** Task statement **
Using the records below, filter for lines that contain the string "угроз" and copy them out.

------ Records for the task

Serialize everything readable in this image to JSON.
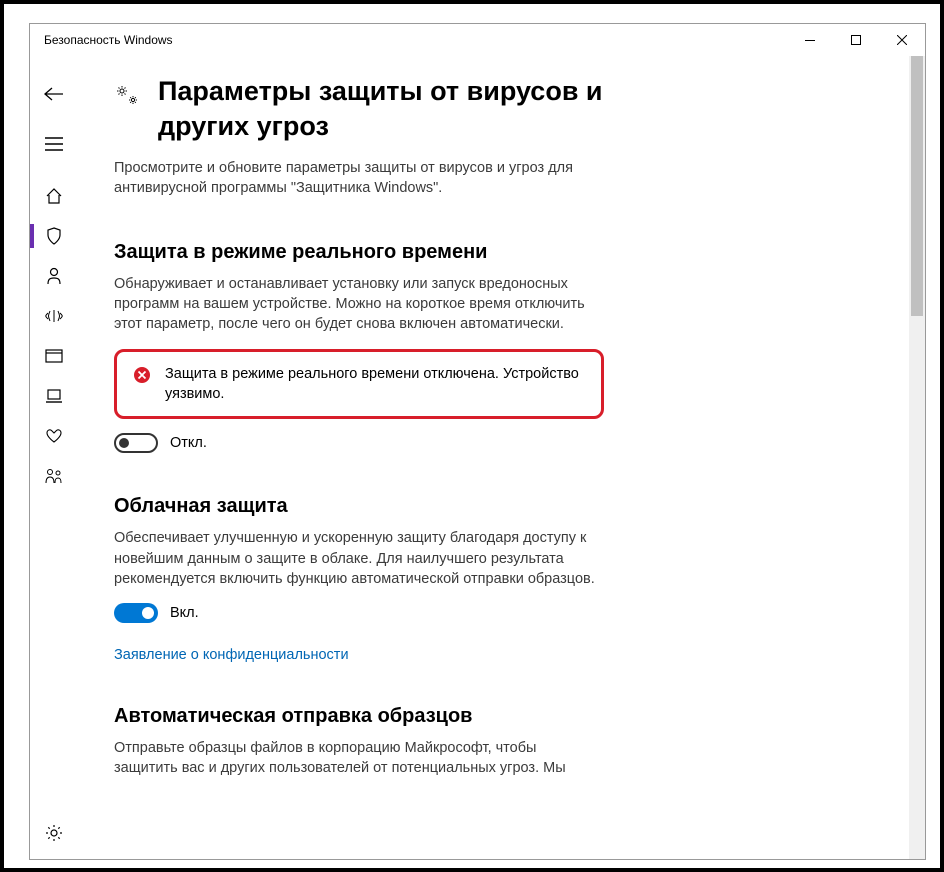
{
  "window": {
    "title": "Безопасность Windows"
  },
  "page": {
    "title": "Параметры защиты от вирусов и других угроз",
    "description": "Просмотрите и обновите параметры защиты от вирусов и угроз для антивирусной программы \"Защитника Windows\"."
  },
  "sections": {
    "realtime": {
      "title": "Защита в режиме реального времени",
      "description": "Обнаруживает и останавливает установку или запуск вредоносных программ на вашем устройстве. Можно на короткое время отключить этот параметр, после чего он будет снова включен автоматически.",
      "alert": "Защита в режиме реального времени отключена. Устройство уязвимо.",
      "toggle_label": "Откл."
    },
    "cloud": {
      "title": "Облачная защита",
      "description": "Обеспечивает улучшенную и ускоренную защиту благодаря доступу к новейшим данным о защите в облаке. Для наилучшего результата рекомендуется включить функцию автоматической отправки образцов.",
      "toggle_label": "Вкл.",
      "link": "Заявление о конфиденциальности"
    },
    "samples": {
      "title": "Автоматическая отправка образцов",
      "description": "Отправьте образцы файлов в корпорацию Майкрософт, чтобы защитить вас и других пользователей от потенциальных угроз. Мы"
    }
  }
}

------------

** Exercise result **
    "title": "Параметры защиты от вирусов и других угроз",
    "description": "Просмотрите и обновите параметры защиты от вирусов и угроз для антивирусной программы \"Защитника Windows\"."
      "description": "Отправьте образцы файлов в корпорацию Майкрософт, чтобы защитить вас и других пользователей от потенциальных угроз. Мы"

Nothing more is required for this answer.